IMPLICATIONS: It is not only that large-scale corruption undermines both the domestic and international legitimacy of the regime in question, or its economic health. Nor is corruption’s harm limited to the fact that it replaces politics with cronyism, patronage, criminality, and often a large degree of violence as has been the case throughout the entire post-Soviet space. Not only is the law and the rule of law made a mockery by this spectacle, the government’s ability simply to administer the country or to defend itself also comes into question. Thus throughout the Chechen war, the rebels have gotten their weapons from Russian soldiers who are themselves the victims of unpunished corruption and therefore replicate this kind of anomic behavior as well. Moreover, the resources with which to reconstruct Chechnya or to govern other parts of Russia or other former Soviet republics are lacking because they have long since been stolen and remain unaccounted for. Official corruption on a large scale undoubtedly is responsible for all these pathologies. But in the Central Asian and South Caucasian instances, there is another aspect to the revelation of large-scale corruption which could prove of consequence and which has hitherto been overlooked. Because these regimes are based on corruption, when a succession comes, candidates will be evaluated on the basis of whether or not they can keep the “gravy train” flowing, much more than any concept of national interest. Therefore revelations of corruption in western media or courts will contribute to eroding the legitimacy of the Karimov, Aliyev, and Nazarbayev families, and they will raise doubts among other members of the elite in these countries, and perhaps similarly in other countries as well, as to the viability of letting them continue to run the show. Where corrupt elite factions are in fact ruling the country, their paramount concern is the stability of their “rents”. If that is called into question, the risk is apparent that they will resort to violence. The succession to Boris Yeltsin in 1999 was clearly a case in point because his “family” launched a war against Chechnya, among other reasons, to secure their hold on official largesse and corruption. Therefore in Central Asia and the Caucasus, further public revelations about the extent of official corruption in the family of the ruling class can indeed trigger elite instability, popular unrest, or both. In either case, it would not be surprising to find an outbreak of political violence revolving around competing claims to power and thus to wealth. Such manifestations can only further destabilize and imperil weak states as it is unlikely that this political violence can be confined to one state. Again, Chechnya is a case in point, as it has repeatedly threatened to engulf Georgia as well.
CONCLUSIONS: Undoubtedly corruption charges will be denied or rebutted as being political. And indeed, the truth of accusations should not be taken for granted, given that there are foreign communities, either of exiles or of NGOs, who have an interest in discrediting the regimes accused of corruption.
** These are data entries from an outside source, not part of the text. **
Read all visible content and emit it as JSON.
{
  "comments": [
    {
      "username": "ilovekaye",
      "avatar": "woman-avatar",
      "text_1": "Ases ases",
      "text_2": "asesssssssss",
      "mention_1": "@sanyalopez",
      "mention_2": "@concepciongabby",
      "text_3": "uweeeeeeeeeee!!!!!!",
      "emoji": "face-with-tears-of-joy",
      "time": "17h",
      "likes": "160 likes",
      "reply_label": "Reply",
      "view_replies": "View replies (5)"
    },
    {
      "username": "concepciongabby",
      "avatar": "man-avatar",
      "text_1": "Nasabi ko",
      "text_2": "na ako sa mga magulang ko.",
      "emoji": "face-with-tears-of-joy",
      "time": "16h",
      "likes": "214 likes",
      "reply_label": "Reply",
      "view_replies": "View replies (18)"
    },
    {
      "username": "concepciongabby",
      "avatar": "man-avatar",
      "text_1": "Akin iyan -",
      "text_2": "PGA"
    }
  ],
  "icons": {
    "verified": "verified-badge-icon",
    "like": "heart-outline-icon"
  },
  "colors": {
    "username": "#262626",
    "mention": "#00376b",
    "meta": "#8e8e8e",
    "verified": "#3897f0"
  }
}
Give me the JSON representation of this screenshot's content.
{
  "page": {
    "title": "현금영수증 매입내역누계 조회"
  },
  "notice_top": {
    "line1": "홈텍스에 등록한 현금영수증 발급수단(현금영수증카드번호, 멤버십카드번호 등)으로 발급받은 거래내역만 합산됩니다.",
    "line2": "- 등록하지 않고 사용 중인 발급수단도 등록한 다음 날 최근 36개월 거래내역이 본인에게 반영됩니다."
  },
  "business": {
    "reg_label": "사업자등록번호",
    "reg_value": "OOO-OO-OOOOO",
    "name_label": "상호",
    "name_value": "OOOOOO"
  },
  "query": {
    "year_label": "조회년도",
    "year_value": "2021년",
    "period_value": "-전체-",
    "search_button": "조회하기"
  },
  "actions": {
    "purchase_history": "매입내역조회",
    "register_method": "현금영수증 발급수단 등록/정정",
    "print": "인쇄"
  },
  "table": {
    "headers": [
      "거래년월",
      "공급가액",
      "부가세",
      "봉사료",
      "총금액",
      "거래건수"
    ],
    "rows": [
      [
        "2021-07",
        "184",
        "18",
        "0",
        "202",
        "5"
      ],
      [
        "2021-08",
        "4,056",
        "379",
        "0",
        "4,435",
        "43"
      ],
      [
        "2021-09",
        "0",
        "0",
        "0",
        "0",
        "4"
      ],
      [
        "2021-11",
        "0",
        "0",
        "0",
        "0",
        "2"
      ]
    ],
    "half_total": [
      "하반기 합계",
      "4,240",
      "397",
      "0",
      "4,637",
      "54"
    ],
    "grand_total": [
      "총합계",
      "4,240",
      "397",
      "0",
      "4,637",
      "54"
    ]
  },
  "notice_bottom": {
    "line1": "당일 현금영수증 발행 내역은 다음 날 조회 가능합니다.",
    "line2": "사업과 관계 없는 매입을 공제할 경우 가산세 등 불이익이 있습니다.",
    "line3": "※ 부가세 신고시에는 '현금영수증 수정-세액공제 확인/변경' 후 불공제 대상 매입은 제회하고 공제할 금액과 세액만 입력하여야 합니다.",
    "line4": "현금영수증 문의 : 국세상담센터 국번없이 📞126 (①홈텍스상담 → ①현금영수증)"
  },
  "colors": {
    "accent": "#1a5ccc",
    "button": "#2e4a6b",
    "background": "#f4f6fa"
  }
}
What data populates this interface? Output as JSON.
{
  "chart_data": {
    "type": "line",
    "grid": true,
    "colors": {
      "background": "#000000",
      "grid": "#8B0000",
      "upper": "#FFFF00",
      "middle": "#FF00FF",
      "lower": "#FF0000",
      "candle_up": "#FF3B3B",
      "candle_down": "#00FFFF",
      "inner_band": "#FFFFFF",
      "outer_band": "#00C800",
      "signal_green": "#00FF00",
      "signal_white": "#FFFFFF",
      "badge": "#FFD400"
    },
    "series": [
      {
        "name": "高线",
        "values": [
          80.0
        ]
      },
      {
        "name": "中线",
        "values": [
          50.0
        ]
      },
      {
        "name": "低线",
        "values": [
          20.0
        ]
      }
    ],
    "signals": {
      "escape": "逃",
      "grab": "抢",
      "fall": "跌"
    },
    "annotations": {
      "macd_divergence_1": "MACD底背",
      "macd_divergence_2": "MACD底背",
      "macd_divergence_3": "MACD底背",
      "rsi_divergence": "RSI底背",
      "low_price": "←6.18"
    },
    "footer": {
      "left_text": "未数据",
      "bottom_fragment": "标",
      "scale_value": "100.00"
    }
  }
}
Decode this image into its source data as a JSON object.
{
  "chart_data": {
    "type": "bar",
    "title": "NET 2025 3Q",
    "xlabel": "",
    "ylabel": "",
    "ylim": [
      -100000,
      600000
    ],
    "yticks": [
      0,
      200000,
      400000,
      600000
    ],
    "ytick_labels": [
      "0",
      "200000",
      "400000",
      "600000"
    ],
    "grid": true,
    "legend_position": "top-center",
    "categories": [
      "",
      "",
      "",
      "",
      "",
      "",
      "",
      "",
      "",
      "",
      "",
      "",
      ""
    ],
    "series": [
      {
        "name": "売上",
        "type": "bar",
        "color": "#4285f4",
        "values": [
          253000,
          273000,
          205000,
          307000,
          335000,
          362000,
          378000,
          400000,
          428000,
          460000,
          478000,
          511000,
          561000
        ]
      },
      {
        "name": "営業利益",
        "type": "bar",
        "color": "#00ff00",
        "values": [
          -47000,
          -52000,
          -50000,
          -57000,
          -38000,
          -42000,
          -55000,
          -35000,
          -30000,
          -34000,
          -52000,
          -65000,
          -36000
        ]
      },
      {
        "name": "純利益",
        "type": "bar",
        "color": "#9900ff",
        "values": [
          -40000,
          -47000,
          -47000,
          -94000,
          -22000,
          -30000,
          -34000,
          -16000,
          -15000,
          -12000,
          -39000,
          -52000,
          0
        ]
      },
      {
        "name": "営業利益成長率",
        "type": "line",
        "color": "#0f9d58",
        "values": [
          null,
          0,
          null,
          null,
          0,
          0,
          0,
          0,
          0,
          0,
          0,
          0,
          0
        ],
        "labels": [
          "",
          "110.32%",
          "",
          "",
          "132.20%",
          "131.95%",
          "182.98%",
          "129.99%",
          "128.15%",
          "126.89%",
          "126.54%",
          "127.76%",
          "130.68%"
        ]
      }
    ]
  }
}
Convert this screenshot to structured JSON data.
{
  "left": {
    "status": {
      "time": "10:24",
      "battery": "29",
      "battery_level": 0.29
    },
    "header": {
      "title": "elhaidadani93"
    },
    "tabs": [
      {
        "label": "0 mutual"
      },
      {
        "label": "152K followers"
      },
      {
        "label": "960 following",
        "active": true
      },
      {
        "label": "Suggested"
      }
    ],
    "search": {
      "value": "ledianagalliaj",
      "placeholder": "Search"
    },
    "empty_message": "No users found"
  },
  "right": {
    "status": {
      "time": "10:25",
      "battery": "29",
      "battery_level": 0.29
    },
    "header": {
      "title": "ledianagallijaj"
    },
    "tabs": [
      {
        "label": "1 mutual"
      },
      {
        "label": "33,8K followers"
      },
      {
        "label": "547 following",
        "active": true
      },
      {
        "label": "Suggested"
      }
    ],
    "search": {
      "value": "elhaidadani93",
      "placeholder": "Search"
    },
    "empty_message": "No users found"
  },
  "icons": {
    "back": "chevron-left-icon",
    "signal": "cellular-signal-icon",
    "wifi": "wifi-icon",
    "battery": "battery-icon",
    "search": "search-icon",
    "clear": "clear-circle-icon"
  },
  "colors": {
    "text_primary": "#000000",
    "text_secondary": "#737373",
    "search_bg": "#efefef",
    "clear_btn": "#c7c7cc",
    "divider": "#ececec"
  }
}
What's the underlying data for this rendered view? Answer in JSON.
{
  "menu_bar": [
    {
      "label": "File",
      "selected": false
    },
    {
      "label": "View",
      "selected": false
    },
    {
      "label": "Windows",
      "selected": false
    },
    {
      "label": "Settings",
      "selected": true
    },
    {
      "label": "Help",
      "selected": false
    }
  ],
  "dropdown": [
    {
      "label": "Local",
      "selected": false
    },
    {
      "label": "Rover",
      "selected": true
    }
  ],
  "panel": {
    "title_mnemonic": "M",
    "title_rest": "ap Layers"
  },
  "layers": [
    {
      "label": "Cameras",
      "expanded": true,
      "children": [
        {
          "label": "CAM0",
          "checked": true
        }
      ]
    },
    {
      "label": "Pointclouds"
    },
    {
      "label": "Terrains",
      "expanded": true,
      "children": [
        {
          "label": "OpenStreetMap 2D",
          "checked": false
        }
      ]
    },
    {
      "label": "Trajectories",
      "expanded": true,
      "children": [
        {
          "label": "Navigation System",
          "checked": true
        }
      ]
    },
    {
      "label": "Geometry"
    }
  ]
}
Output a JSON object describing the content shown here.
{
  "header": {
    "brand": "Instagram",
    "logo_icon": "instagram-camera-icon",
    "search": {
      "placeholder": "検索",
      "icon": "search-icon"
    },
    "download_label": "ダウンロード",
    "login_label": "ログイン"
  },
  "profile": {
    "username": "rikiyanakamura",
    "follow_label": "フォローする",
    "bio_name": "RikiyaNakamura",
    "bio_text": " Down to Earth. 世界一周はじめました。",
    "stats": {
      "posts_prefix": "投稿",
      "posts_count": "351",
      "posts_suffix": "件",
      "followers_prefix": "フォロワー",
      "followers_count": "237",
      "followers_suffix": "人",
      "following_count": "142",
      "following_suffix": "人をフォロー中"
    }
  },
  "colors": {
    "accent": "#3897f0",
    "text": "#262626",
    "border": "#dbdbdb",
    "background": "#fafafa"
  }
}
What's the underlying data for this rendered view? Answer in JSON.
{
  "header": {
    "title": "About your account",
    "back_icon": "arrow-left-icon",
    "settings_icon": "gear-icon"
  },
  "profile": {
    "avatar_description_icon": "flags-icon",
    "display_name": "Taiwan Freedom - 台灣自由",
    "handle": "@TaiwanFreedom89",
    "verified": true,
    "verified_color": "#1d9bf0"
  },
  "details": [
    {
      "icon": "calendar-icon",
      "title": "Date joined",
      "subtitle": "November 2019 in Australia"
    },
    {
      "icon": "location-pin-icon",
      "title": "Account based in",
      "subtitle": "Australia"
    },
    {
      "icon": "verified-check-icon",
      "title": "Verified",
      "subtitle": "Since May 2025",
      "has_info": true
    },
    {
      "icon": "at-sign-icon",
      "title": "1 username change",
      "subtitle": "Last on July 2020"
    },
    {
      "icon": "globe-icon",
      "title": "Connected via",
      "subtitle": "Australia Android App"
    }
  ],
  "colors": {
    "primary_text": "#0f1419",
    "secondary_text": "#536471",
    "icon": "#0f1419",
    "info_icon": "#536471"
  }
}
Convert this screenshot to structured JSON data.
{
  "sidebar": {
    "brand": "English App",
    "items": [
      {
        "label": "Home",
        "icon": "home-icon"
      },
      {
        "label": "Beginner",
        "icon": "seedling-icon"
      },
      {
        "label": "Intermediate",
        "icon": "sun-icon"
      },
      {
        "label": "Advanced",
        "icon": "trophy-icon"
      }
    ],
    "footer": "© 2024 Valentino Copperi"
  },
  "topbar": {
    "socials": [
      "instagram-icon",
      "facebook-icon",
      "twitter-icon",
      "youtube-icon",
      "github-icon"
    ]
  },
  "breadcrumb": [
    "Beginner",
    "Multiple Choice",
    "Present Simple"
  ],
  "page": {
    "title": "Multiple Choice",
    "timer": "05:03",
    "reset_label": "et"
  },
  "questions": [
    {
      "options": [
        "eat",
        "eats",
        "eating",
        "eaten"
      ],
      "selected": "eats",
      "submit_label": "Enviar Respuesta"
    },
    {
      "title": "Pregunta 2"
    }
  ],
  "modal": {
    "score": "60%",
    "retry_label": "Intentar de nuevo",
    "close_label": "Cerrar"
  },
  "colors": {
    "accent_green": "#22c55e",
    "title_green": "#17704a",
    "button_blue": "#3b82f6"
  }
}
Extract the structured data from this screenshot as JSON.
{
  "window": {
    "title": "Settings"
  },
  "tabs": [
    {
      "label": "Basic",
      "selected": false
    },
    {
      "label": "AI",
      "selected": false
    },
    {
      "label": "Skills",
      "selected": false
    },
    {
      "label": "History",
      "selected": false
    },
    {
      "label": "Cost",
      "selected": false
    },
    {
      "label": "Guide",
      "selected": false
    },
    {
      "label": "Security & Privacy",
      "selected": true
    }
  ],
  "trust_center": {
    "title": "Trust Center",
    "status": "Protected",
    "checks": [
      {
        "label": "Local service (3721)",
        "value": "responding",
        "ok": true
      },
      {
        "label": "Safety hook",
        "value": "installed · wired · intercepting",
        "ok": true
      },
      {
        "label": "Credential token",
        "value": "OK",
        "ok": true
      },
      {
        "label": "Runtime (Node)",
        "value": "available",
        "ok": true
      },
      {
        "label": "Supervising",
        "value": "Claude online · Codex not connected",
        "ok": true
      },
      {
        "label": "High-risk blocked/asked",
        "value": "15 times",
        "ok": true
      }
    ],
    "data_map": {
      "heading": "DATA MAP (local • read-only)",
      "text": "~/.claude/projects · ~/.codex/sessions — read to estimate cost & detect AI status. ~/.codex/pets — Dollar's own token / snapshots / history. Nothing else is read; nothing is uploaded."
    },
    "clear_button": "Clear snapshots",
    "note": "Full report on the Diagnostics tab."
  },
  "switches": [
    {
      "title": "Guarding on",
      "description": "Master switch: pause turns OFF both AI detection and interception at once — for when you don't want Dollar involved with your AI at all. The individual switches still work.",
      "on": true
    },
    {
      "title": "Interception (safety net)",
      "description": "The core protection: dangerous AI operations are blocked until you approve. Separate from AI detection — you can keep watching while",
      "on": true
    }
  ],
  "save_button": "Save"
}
But these charges are political in a deeper and more dangerous sense because they can contribute to the further degradation of political life in their host countries as elites and/or masses are moved to fight more openly and therefore more violently for power and access to the spoils thereof. Ironically, the charges of corruption, however well-founded they may be, may not lead to better governance in the short term but to something worse or at least to a continuation of the same phenomenon – albeit with different players. Since corruption is endemic to politics everywhere, it would be naive to imagine it could be rooted out of new states with no tradition of the rule of law, public service, or the national interest. Yet the campaign to expose large-scale official malfeasance must go on lest it lead to a failing state, an all too likely a phenomenon as Africa’s experience indicates. The dilemma for those who would expose this corruption then becomes multiple: what do they achieve by doing so, and can they put in place remedies and people who will not lead the next generation of reformers to re-enact the same drama a second time or who will not lead the post-Soviet regimes into the dead end so visible across so much of Africa?
AUTHOR BIO: Professor Stephen Blank, Strategic Studies Institute, U.S. Army War College, Carlisle Barracks, PA 17013. The views expressed in this article do not in any way represent those of the U.S. Army, Defense Department or Government.